In the records below, find the line containing "What data populates" and restate it and all lines after it exactly, through the last line.

Data records for software interfaces

◆ ◆ ◆ ◆ ◆ ◆ ◆

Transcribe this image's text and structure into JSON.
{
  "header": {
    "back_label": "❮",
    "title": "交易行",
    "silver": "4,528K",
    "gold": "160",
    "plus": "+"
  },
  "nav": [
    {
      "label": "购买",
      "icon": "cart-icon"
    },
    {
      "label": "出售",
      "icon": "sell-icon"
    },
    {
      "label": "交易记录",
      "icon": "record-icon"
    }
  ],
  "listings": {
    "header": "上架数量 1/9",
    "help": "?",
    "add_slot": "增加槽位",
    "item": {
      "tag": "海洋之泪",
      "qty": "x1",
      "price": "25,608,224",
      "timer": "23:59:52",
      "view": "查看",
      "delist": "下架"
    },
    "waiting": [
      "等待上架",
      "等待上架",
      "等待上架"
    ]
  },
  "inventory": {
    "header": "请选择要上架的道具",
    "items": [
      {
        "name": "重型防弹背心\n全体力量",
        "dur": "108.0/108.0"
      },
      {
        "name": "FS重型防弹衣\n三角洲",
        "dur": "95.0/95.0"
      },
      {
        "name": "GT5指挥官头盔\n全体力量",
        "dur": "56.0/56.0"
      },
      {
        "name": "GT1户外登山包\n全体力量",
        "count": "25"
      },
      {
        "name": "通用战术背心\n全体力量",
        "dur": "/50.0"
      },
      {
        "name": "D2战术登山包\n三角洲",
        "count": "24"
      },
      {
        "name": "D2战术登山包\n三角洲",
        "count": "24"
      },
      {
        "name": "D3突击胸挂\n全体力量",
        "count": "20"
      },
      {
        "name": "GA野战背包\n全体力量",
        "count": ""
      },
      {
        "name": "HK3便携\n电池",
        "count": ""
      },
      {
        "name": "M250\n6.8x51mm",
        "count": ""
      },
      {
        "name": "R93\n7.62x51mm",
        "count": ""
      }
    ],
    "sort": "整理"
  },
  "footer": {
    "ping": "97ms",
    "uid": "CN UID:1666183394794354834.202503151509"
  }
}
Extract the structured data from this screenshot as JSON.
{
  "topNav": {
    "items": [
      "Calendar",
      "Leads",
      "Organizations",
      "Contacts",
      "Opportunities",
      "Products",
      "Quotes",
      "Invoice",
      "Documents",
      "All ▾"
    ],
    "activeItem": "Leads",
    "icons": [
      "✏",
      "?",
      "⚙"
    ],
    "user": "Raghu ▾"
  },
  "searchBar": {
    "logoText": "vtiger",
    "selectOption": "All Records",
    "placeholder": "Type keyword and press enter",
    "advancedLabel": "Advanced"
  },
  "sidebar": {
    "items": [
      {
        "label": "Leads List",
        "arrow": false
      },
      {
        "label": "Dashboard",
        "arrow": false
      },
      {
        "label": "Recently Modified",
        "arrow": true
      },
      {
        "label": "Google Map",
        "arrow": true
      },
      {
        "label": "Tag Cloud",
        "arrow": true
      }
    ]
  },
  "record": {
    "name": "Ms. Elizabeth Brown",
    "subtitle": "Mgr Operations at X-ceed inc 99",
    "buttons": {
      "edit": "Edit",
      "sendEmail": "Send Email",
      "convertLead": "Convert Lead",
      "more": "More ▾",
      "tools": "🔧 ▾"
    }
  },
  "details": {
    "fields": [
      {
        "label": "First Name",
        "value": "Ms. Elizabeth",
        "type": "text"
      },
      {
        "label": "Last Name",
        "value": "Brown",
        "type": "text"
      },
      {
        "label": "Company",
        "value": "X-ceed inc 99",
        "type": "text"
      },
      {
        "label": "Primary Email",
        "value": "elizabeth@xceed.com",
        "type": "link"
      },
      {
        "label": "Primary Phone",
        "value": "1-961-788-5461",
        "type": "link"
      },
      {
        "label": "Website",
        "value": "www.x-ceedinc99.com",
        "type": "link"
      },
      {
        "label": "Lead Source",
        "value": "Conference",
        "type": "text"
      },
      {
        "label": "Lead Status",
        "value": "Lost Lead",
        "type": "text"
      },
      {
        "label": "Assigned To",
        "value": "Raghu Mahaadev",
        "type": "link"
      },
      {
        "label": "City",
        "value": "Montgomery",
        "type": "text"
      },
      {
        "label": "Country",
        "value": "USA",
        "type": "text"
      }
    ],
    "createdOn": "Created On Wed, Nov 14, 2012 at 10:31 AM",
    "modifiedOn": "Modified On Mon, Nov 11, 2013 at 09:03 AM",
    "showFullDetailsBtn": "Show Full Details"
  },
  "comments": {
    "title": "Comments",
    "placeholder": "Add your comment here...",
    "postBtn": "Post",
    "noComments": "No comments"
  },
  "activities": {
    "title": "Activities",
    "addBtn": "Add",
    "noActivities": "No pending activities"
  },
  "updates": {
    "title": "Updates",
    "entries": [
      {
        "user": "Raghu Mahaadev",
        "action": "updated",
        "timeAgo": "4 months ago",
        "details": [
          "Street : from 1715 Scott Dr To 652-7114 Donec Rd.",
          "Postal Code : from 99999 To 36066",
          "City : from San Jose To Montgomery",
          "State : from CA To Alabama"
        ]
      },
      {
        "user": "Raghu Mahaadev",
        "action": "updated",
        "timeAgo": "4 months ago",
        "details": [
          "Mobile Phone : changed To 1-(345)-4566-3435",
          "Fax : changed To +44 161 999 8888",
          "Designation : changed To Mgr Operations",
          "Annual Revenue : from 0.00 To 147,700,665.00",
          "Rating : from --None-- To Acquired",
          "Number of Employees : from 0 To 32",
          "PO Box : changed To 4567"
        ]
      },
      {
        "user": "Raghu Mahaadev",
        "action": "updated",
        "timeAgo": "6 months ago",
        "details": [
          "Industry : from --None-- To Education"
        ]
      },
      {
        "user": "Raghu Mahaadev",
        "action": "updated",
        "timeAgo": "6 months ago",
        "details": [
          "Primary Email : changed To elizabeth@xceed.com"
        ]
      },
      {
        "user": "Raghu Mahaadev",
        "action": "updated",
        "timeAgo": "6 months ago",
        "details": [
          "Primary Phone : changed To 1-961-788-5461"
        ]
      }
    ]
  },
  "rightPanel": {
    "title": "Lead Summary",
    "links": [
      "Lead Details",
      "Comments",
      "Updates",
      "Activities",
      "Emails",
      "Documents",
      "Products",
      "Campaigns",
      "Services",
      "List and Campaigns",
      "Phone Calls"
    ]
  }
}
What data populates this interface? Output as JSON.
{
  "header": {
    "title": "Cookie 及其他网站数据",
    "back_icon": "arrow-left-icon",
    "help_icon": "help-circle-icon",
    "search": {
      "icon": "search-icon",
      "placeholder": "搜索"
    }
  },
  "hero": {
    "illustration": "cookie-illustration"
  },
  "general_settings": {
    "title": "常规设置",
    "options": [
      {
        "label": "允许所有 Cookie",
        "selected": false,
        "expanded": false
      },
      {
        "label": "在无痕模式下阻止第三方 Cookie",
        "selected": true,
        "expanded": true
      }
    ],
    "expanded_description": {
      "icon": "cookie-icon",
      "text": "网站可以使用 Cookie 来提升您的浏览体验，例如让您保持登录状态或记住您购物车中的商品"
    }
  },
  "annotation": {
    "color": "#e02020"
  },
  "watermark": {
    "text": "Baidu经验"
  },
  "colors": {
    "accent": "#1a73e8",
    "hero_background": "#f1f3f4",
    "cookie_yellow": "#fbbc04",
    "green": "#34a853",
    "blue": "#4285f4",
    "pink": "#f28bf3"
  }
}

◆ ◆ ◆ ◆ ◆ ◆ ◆

__ANSWER SECTION__:
What data populates this interface? Output as JSON.
{
  "header": {
    "title": "Cookie 及其他网站数据",
    "back_icon": "arrow-left-icon",
    "help_icon": "help-circle-icon",
    "search": {
      "icon": "search-icon",
      "placeholder": "搜索"
    }
  },
  "hero": {
    "illustration": "cookie-illustration"
  },
  "general_settings": {
    "title": "常规设置",
    "options": [
      {
        "label": "允许所有 Cookie",
        "selected": false,
        "expanded": false
      },
      {
        "label": "在无痕模式下阻止第三方 Cookie",
        "selected": true,
        "expanded": true
      }
    ],
    "expanded_description": {
      "icon": "cookie-icon",
      "text": "网站可以使用 Cookie 来提升您的浏览体验，例如让您保持登录状态或记住您购物车中的商品"
    }
  },
  "annotation": {
    "color": "#e02020"
  },
  "watermark": {
    "text": "Baidu经验"
  },
  "colors": {
    "accent": "#1a73e8",
    "hero_background": "#f1f3f4",
    "cookie_yellow": "#fbbc04",
    "green": "#34a853",
    "blue": "#4285f4",
    "pink": "#f28bf3"
  }
}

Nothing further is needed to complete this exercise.